Royal Hayes, sentenced to death in 1986 by a Stanislaus County jury for a double murder in Santa Cruz, died Tuesday at a hospital, prison officials said.
Hayes, 81, had been on Death Row at San Quentin State Prison for killing San Francisco couple Lauren de Laet and Donald MacVicar amid a $250,000 cocaine sale. The sentence was never carried out.
The cause of Hayes' death is unknown pending an autopsy, the California Department of Corrections and Rehabilitation said Thursday.
A jury in Santa Cruz County found Hayes guilty of first-degree murder but deadlocked on whether he should be executed or get life in prison without parole. The penalty phase was moved to Stanislaus County.
Hayes was accused of luring de Laet and MacVicar to a remote part of the University of California, Santa Cruz, on Dec. 29, 1981, on the pretense of completing the drug sale. Court records said Hayes told the victims to submit to a search, then shot both in the back of the head. Hayes had dug shallow graves at the site, the prosecution said.
Hayes served as his own attorney in the penalty phase. It took place over 3 1/2 months before Judge Edward Lacy Jr. and a jury in Stanislaus County Superior Court.
Hayes came to court with well-researched legal motions, the Modesto Bee reported at the time. But the defendant aimed to show that this and previous crimes resulted from a head injury in a 1960 auto accident that left him with a personality disorder.
"The defendant's life has been a shambles since that accident ...," Hayes said of himself.
The jurors voted for the death sentence on May 29, 1986. Lacy imposed it on Aug. 8, and Hayes was moved 10 days later to Death Row.
After the sentencing, Hayes thanked the court and Stanislaus County bailiffs for treating him with "dignity and courtesy" during the penalty phase, The Bee reported.
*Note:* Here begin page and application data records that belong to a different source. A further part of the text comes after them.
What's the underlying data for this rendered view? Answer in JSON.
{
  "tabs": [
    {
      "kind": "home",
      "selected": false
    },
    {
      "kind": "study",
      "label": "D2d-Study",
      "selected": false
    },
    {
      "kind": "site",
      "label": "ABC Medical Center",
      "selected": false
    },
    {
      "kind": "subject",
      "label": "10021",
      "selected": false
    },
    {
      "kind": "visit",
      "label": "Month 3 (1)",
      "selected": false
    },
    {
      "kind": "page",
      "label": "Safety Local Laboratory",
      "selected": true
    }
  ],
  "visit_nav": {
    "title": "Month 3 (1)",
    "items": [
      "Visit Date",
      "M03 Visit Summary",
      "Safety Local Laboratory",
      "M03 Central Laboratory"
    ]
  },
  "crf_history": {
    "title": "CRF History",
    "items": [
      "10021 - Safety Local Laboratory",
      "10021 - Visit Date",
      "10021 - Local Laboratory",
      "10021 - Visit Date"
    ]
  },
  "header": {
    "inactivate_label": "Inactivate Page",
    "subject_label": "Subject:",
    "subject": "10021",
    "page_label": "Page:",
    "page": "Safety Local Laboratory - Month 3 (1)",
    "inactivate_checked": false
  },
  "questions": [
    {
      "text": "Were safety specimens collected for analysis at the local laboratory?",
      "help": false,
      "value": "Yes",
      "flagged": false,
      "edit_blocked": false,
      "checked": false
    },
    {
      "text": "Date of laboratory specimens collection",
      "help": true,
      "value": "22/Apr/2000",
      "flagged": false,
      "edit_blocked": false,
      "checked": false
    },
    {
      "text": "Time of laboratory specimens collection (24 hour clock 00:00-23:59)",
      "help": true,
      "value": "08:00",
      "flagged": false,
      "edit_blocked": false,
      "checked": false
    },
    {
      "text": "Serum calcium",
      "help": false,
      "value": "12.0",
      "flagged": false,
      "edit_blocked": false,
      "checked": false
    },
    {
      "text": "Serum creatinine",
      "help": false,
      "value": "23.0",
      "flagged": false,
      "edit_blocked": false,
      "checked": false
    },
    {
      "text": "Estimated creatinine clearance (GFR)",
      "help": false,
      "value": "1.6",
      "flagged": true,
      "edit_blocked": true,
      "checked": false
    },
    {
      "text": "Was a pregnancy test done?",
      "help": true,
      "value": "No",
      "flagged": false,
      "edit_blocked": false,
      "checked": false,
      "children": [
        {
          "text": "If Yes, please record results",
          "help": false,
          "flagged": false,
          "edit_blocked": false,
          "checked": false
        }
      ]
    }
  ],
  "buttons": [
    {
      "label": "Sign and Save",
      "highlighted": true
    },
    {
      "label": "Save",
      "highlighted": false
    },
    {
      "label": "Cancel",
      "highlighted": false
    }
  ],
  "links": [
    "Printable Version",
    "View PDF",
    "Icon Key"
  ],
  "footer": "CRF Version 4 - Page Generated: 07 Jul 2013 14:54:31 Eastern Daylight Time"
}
California reinstated capital punishment in 1978, but only 13 inmates have been put to death at San Quentin because of the long appeal process.